Start of Material for this exercise
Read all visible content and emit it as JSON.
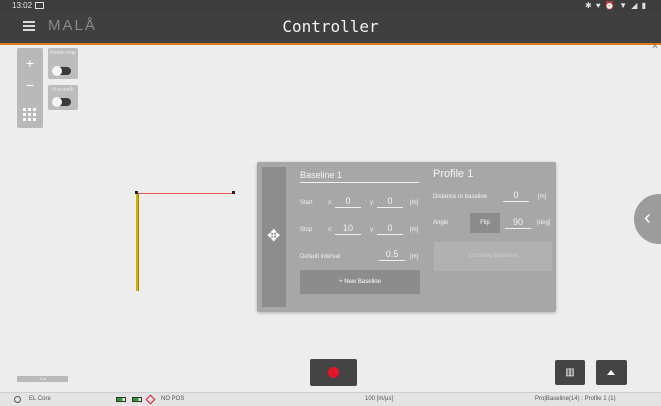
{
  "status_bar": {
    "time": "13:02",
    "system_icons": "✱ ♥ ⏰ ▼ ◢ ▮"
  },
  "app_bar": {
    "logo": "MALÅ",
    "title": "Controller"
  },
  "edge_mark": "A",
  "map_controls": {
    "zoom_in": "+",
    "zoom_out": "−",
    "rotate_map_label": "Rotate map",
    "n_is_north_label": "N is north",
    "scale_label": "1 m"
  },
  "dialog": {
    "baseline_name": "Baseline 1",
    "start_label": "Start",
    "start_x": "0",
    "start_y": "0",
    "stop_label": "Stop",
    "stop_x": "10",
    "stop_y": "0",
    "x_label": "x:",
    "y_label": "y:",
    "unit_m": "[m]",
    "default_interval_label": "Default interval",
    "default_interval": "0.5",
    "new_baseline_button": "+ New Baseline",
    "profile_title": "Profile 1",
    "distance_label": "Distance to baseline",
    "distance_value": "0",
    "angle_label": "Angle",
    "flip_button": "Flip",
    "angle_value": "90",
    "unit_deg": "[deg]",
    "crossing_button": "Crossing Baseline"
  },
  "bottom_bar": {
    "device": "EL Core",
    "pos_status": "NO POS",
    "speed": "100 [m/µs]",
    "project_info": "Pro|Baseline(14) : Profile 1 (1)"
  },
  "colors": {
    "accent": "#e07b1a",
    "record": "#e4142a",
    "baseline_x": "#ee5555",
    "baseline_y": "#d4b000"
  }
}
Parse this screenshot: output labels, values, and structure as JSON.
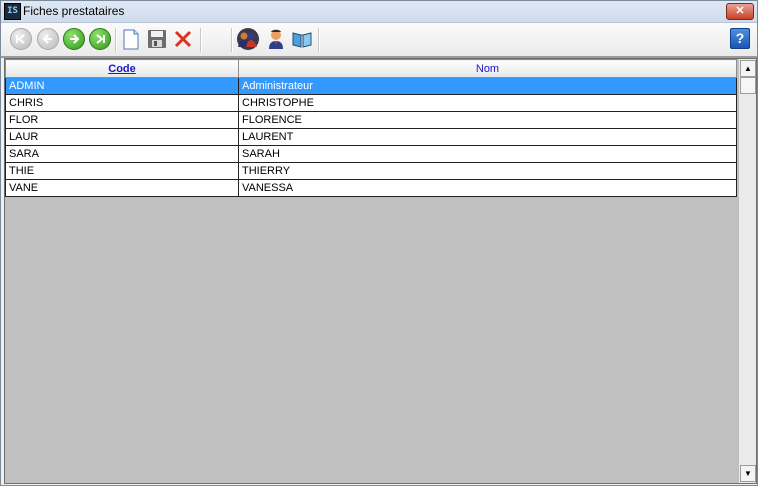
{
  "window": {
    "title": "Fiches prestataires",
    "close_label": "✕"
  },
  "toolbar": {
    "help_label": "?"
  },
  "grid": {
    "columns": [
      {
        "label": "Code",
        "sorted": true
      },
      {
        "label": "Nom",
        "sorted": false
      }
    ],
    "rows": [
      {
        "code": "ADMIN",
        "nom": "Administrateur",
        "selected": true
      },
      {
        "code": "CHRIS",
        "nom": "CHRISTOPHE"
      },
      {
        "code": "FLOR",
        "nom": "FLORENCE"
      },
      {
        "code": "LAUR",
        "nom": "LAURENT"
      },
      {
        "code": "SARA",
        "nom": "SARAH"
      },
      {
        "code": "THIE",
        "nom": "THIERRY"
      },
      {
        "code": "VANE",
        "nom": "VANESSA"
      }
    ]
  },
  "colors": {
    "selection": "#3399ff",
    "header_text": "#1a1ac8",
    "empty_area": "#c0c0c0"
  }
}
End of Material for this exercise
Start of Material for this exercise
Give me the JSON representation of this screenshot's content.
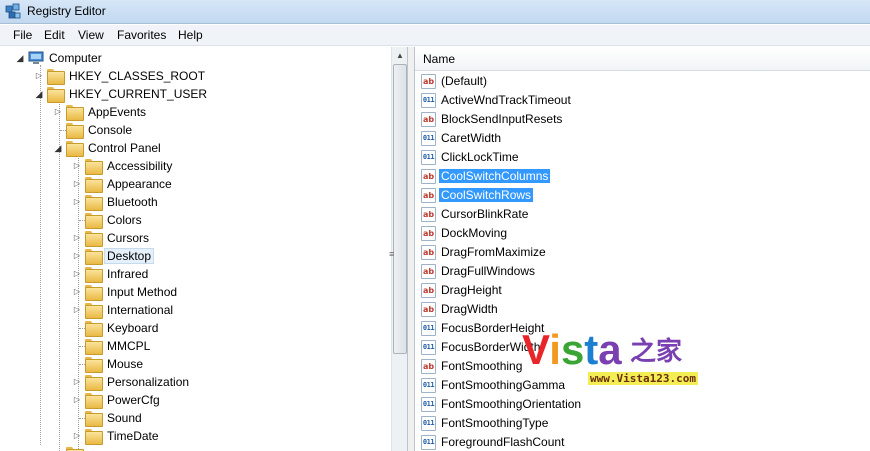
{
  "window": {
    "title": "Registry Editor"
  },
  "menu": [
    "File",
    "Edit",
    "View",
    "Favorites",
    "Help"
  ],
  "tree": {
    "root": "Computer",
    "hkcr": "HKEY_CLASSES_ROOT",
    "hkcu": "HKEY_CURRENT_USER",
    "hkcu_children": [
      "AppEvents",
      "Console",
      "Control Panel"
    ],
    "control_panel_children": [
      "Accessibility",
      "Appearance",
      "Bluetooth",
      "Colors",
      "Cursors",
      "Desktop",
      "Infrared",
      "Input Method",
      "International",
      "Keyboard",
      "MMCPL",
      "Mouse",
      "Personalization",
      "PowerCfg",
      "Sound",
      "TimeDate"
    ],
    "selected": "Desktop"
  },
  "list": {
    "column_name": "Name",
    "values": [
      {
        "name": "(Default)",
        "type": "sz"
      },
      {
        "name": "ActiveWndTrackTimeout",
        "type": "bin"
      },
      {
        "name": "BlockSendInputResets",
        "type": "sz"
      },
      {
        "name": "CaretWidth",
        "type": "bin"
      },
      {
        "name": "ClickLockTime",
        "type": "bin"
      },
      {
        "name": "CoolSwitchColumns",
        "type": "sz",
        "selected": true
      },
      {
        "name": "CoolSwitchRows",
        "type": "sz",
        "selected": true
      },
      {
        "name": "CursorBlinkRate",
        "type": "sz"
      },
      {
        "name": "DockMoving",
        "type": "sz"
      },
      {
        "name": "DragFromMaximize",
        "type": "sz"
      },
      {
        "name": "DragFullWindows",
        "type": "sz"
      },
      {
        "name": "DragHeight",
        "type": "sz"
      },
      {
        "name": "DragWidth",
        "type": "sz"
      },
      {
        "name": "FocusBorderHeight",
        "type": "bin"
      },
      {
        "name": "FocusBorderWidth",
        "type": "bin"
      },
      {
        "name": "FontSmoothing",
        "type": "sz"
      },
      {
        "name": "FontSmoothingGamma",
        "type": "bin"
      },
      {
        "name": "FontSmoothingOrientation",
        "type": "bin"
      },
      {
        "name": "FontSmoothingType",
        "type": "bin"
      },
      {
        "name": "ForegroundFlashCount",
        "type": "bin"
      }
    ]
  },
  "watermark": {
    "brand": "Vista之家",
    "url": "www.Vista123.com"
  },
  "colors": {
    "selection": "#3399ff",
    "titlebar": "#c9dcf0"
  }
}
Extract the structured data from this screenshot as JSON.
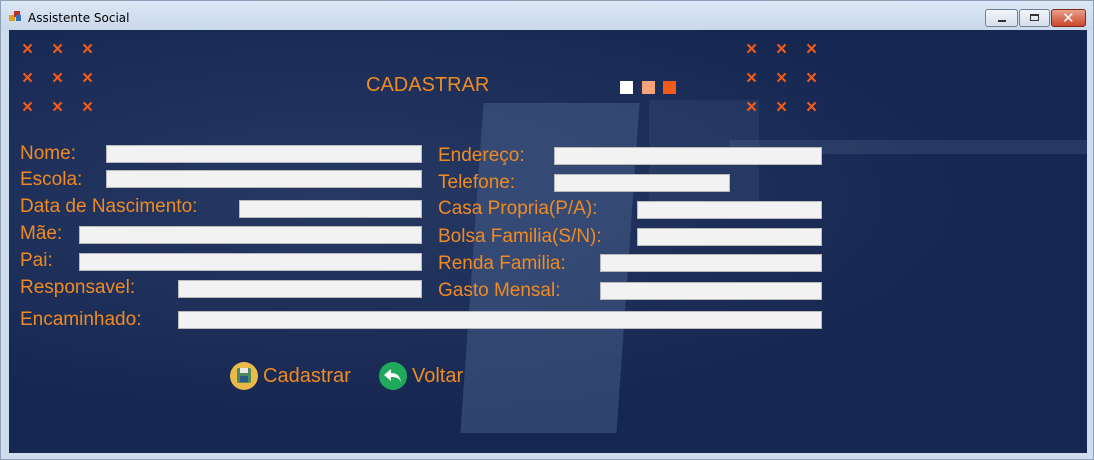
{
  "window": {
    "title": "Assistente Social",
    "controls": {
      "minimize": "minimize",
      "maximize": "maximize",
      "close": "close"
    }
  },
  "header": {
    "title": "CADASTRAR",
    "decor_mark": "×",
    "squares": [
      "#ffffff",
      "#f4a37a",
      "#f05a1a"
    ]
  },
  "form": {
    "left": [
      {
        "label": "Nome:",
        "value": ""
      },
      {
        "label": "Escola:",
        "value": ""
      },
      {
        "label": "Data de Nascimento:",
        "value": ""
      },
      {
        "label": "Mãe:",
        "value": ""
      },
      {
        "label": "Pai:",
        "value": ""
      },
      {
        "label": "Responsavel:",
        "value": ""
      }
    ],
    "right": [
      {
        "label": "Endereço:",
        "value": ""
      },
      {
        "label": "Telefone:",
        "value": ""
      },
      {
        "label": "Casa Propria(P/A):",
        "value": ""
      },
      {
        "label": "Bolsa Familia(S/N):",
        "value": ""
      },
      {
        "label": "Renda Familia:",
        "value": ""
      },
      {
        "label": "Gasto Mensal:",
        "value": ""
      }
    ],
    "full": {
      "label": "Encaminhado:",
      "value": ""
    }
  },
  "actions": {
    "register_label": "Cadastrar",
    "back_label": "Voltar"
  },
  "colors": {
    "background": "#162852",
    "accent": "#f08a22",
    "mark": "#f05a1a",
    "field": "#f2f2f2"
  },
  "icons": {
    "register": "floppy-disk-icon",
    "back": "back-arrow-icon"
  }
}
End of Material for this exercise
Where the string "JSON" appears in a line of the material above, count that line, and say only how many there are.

4